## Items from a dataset
■ ■ ■
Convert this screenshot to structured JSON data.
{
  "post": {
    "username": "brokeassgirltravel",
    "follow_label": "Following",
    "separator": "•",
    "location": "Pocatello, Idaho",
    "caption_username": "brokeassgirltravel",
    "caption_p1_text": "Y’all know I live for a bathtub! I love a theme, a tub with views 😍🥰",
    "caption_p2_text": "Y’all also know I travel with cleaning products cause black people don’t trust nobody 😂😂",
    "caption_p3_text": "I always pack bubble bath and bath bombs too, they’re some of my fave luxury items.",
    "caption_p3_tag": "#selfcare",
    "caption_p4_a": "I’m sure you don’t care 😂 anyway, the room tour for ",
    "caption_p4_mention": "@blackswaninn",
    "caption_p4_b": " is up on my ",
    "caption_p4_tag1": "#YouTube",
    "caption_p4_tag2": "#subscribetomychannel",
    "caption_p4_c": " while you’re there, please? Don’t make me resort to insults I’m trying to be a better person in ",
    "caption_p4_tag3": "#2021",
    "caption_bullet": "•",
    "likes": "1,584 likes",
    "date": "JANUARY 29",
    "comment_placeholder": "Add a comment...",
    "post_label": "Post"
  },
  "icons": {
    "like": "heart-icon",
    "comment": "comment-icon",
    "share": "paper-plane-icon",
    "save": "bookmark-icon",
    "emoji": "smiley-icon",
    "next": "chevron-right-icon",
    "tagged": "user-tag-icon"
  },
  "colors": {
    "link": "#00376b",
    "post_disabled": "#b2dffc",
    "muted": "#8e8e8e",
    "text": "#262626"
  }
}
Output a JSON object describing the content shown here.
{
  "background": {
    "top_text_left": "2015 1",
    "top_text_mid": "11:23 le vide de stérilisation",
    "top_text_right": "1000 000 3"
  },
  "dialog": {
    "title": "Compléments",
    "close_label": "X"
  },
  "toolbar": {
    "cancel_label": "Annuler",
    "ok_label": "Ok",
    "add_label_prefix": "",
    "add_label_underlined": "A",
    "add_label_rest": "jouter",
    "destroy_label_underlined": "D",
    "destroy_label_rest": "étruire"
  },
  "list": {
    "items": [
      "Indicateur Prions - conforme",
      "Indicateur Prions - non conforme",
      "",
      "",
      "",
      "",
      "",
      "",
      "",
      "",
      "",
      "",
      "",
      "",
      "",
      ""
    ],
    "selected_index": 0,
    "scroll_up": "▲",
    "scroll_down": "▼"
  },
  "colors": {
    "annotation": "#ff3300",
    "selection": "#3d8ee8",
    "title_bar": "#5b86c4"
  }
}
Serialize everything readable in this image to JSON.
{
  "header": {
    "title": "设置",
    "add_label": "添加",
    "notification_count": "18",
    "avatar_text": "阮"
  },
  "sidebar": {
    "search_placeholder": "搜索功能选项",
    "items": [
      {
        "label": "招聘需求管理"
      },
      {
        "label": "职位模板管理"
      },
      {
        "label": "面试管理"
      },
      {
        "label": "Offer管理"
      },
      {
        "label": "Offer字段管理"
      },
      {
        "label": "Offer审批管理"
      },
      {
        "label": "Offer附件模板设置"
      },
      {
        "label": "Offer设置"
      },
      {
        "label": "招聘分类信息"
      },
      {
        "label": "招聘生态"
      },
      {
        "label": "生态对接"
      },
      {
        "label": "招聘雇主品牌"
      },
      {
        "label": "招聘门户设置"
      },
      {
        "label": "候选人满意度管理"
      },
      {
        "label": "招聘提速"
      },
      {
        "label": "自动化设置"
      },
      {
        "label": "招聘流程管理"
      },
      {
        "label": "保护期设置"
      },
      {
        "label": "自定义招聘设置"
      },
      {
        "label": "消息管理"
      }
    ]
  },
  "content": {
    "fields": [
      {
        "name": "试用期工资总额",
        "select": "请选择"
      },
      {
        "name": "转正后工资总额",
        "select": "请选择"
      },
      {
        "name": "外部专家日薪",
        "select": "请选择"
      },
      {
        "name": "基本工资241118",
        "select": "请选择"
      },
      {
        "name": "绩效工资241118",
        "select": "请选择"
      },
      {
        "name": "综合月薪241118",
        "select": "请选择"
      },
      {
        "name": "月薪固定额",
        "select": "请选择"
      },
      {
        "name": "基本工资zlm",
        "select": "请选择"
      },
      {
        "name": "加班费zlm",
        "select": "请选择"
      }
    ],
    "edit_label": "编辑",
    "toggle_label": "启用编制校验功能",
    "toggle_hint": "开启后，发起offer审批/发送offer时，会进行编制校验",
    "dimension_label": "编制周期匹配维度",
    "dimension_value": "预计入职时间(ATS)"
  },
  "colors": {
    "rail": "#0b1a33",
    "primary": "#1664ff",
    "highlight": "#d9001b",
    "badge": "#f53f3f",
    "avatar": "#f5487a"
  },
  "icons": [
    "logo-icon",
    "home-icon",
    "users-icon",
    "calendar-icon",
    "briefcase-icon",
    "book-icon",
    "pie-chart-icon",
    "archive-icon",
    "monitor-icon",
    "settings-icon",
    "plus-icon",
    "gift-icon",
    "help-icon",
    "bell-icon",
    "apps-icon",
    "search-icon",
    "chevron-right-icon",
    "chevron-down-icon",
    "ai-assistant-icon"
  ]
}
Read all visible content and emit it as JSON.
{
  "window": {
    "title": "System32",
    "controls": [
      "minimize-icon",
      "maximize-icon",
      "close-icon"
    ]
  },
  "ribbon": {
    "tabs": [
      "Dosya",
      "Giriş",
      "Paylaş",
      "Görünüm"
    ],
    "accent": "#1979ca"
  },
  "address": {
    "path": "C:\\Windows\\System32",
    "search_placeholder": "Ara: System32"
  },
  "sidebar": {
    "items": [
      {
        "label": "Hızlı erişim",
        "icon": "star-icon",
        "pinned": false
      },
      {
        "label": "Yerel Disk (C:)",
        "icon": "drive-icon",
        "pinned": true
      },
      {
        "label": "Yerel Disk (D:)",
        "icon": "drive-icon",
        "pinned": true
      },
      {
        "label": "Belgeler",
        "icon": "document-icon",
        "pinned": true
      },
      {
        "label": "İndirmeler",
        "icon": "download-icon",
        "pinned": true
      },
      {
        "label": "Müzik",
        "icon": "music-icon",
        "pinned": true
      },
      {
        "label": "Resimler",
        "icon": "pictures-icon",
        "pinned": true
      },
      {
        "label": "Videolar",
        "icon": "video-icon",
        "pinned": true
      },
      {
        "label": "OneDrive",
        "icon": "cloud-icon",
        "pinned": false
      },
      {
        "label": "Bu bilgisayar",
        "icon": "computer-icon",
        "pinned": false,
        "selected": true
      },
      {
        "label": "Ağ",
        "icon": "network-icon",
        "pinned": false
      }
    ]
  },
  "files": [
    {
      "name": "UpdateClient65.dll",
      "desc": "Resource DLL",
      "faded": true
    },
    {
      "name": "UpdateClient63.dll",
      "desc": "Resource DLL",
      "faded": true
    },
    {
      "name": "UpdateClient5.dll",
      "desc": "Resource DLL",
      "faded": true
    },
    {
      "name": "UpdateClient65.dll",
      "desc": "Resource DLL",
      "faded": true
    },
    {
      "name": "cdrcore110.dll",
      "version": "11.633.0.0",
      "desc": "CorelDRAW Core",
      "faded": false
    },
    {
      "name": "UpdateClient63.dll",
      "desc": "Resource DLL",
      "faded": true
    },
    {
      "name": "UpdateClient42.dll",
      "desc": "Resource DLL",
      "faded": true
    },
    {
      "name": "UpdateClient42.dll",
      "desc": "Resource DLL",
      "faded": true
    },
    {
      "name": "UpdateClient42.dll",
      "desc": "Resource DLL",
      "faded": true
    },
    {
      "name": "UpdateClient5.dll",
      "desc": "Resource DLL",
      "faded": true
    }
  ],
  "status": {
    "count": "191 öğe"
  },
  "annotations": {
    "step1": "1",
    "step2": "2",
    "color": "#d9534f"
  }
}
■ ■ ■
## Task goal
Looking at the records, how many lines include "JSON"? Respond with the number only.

## Answer box
4